With Lee expected to use his partial no-trade clause to reject the deal, the Dodgers pulled out of the trade that would have brought Lee from Houston to Los Angeles, CBS Sports’ Jon Heyman reports. The Dodgers were expected to send the Astros right-hander Garrett Gould in return.
Lee is in the final year of a six-year, $100 million contract. Under normal circumstances, he’d have full no-trade protection as a player with 10 years of service time and the last five with the same team. However, he waived those rights under the terms of the deal. As is, there are 14 teams in his no-trade clause, including the Dodgers.
The Dodgers wanted to bring in Lee to play first base over James Loney. Lee, who continued to play while mulling the trade, went 1-for-4 today and is hitting .285/.336/.402 with five homers and 29 RBI in 246 at-bats for the season. Loney is hitting .236/.303/.323 with two homers and 21 RBI in 220 at-bats.
With Carlos Lee off the table, the Dodgers could take another look at free agent Derrek Lee. Twins first baseman Justin Morneau and Padres third baseman Chase Headley could also be possibilities for the club.
The Rays started Sergio Romo on back-to-back days and if that sounds weird to you, you’re not alone. Romo, of course, was the star closer for the Giants for a while, helping them win the World Series in 2012 and ’14. He’s been a full-time reliever dating back to 2006, when he was at Single-A.
In an effort to prevent lefty Ryan Yarbrough from facing the righty-heavy top of the Angels’ lineup (Zack Cozart, Mike Trout, Justin Upton), Romo started Saturday’s game, pitching the first inning before giving way to Yarbrough in the second. Romo struck out the side, in fact. The Rays went on to win 5-3.
The Rays did it again on Sunday afternoon, starting Romo. This time, he got four outs before giving way to Matt Andriese. Romo walked two without giving up a hit while striking out three. The Angels managed to win 5-2 however.
Despite Sunday’s win, Cozart wasn’t a happy camper with the way the Rays used Romo. Via Fabian Ardaya of The Athletic, Cozart said, “It was weird … It’s bad for baseball, in my opinion … It’s spring training. That’s the best way to explain it.”

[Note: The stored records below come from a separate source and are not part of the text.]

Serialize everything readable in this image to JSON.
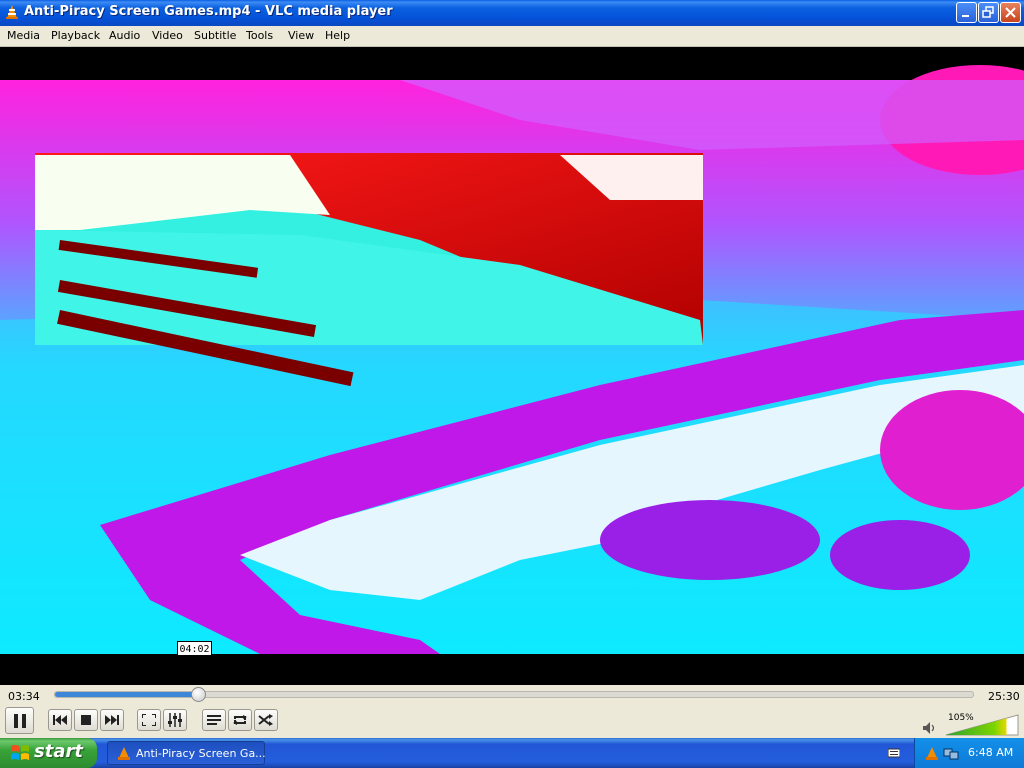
{
  "window": {
    "title": "Anti-Piracy Screen Games.mp4 - VLC media player"
  },
  "menu": {
    "items": [
      "Media",
      "Playback",
      "Audio",
      "Video",
      "Subtitle",
      "Tools",
      "View",
      "Help"
    ]
  },
  "player": {
    "elapsed": "03:34",
    "total": "25:30",
    "hover_time": "04:02",
    "progress_fraction": 0.156,
    "volume_label": "105%",
    "volume_fraction": 1.05
  },
  "taskbar": {
    "start_label": "start",
    "task_label": "Anti-Piracy Screen Ga...",
    "clock": "6:48 AM"
  },
  "colors": {
    "accent": "#3d86d8",
    "titlebar": "#0551d8",
    "panel": "#ece9d8",
    "start_green": "#39a339"
  },
  "icons": {
    "play_pause": "pause-icon",
    "prev": "previous-icon",
    "stop": "stop-icon",
    "next": "next-icon",
    "fullscreen": "fullscreen-icon",
    "extended": "equalizer-icon",
    "playlist": "playlist-icon",
    "loop": "loop-icon",
    "shuffle": "shuffle-icon",
    "volume": "speaker-icon"
  }
}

It’s difficult to see merit in Cozart’s argument. It’s not like the Rays were making excessive amounts of pitching changes; they used five on Saturday and four on Sunday. The games lasted three hours and three hours, 15 minutes, respectively. The average game time is exactly three hours so far this season. I’m having trouble wondering how else Cozart might mean the strategy is bad for baseball.

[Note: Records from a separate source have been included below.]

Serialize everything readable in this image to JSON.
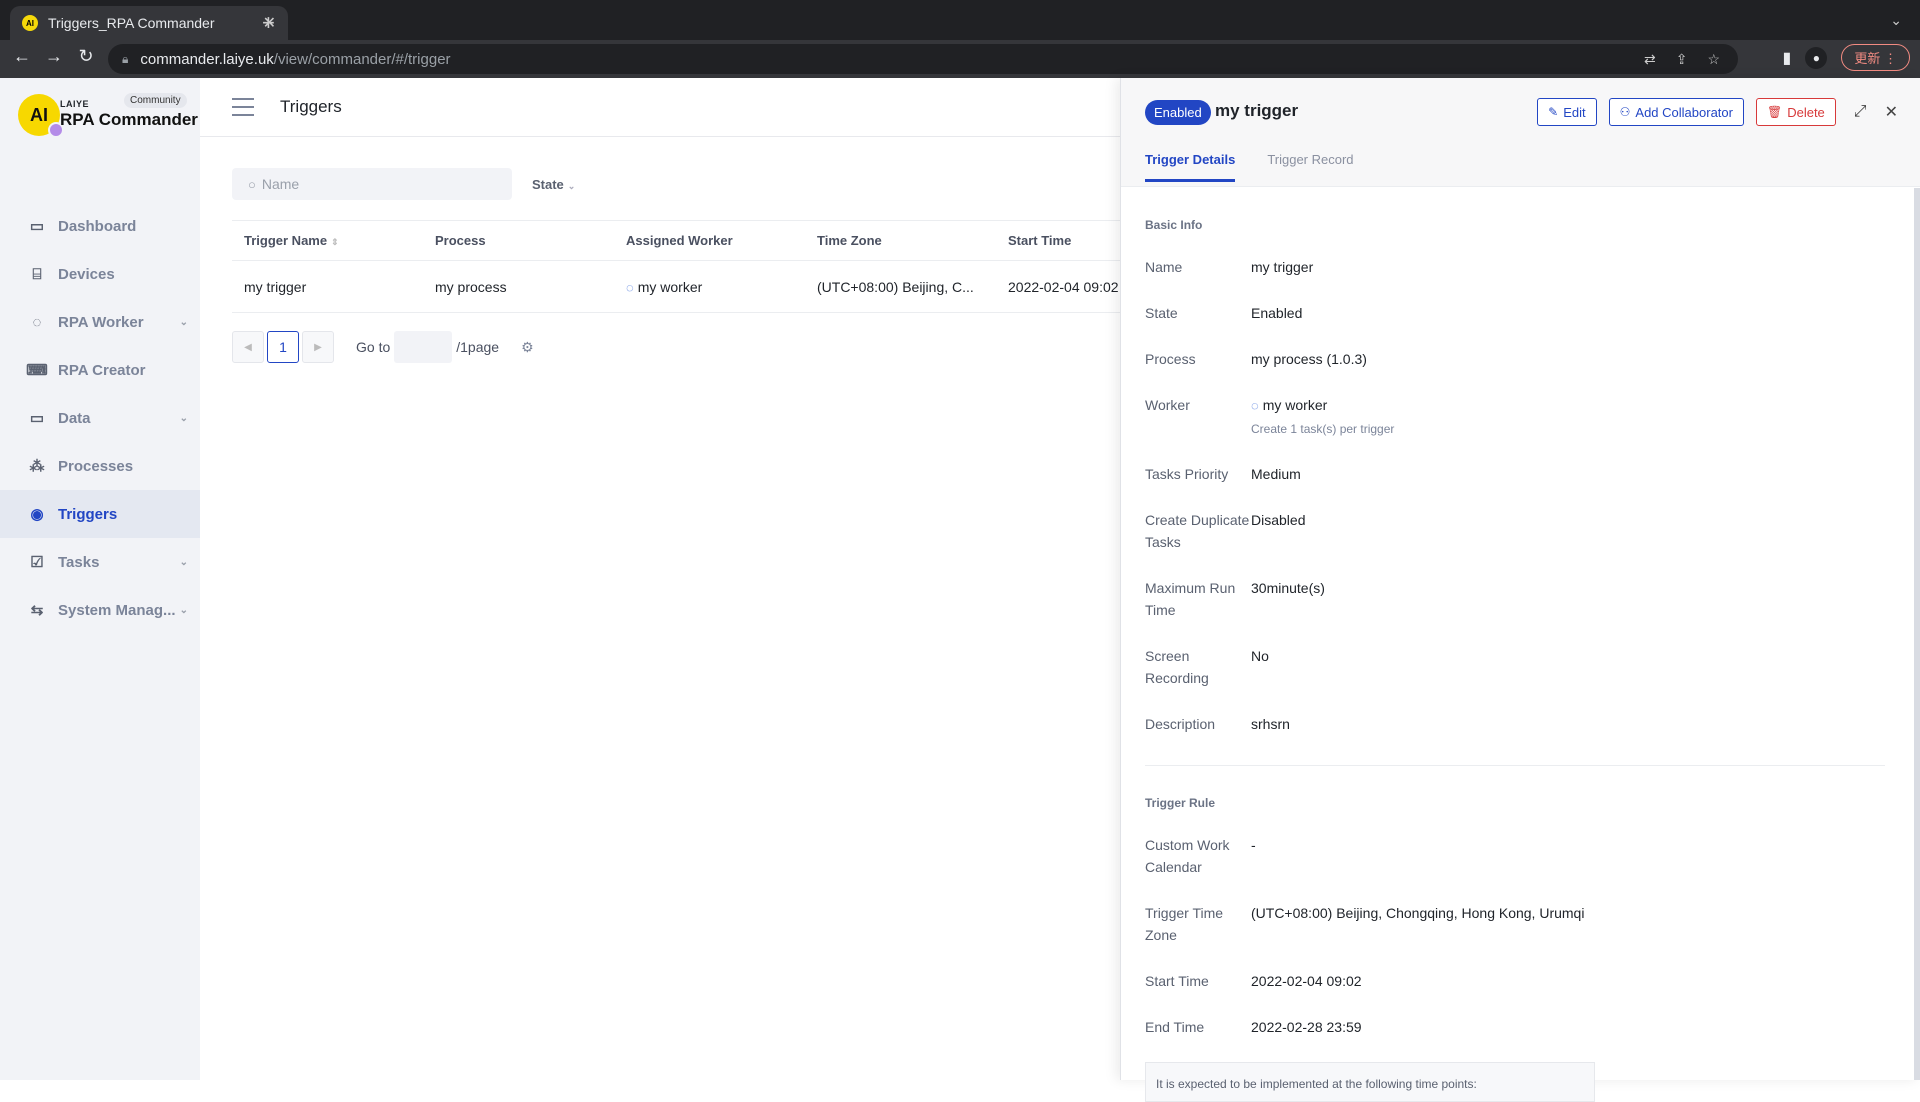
{
  "browser": {
    "tab_title": "Triggers_RPA Commander",
    "url_host": "commander.laiye.uk",
    "url_path": "/view/commander/#/trigger",
    "update_label": "更新"
  },
  "sidebar": {
    "brand_small": "LAIYE",
    "brand": "RPA Commander",
    "edition": "Community",
    "items": [
      {
        "label": "Dashboard",
        "icon": "monitor-chart-icon",
        "has_children": false
      },
      {
        "label": "Devices",
        "icon": "router-icon",
        "has_children": false
      },
      {
        "label": "RPA Worker",
        "icon": "robot-icon",
        "has_children": true
      },
      {
        "label": "RPA Creator",
        "icon": "terminal-icon",
        "has_children": false
      },
      {
        "label": "Data",
        "icon": "folder-icon",
        "has_children": true
      },
      {
        "label": "Processes",
        "icon": "flow-icon",
        "has_children": false
      },
      {
        "label": "Triggers",
        "icon": "broadcast-icon",
        "has_children": false,
        "active": true
      },
      {
        "label": "Tasks",
        "icon": "checkbox-icon",
        "has_children": true
      },
      {
        "label": "System Manag...",
        "icon": "settings-swap-icon",
        "has_children": true
      }
    ]
  },
  "main": {
    "title": "Triggers",
    "search_placeholder": "Name",
    "state_filter": "State",
    "columns": [
      "Trigger Name",
      "Process",
      "Assigned Worker",
      "Time Zone",
      "Start Time"
    ],
    "rows": [
      {
        "trigger_name": "my trigger",
        "process": "my process",
        "worker": "my worker",
        "time_zone": "(UTC+08:00) Beijing, C...",
        "start_time": "2022-02-04 09:02"
      }
    ],
    "pagination": {
      "current": "1",
      "goto_label": "Go to",
      "total_label": "/1page"
    }
  },
  "panel": {
    "status_badge": "Enabled",
    "title": "my trigger",
    "edit": "Edit",
    "add_collaborator": "Add Collaborator",
    "delete": "Delete",
    "tabs": [
      "Trigger Details",
      "Trigger Record"
    ],
    "basic_info_title": "Basic Info",
    "basic_info": [
      {
        "key": "Name",
        "value": "my trigger"
      },
      {
        "key": "State",
        "value": "Enabled"
      },
      {
        "key": "Process",
        "value": "my process (1.0.3)"
      },
      {
        "key": "Worker",
        "value": "my worker",
        "sub": "Create 1 task(s) per trigger"
      },
      {
        "key": "Tasks Priority",
        "value": "Medium"
      },
      {
        "key": "Create Duplicate Tasks",
        "value": "Disabled"
      },
      {
        "key": "Maximum Run Time",
        "value": "30minute(s)"
      },
      {
        "key": "Screen Recording",
        "value": "No"
      },
      {
        "key": "Description",
        "value": "srhsrn"
      }
    ],
    "trigger_rule_title": "Trigger Rule",
    "trigger_rule": [
      {
        "key": "Custom Work Calendar",
        "value": "-"
      },
      {
        "key": "Trigger Time Zone",
        "value": "(UTC+08:00) Beijing, Chongqing, Hong Kong, Urumqi"
      },
      {
        "key": "Start Time",
        "value": "2022-02-04 09:02"
      },
      {
        "key": "End Time",
        "value": "2022-02-28 23:59"
      }
    ],
    "expect_note": "It is expected to be implemented at the following time points:"
  },
  "colors": {
    "accent": "#2246c4",
    "danger": "#d7393a",
    "sidebar_bg": "#f2f3f7"
  }
}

It seems like the real issue is that Cozart is afraid of the sport changing around him. The Rays, like most small market teams, have to find their edges in slight ways. The Rays aren’t doing this blindly; the strategy makes sense based on their opponents’ starting lineup. The idea of valuing on-base percentage was scoffed at. Shifting was scoffed at and now every team employs them to some degree. Who knows if starting a reliever for the first three or four outs will become a trend, but it’s shortsighted to write it off at first glance.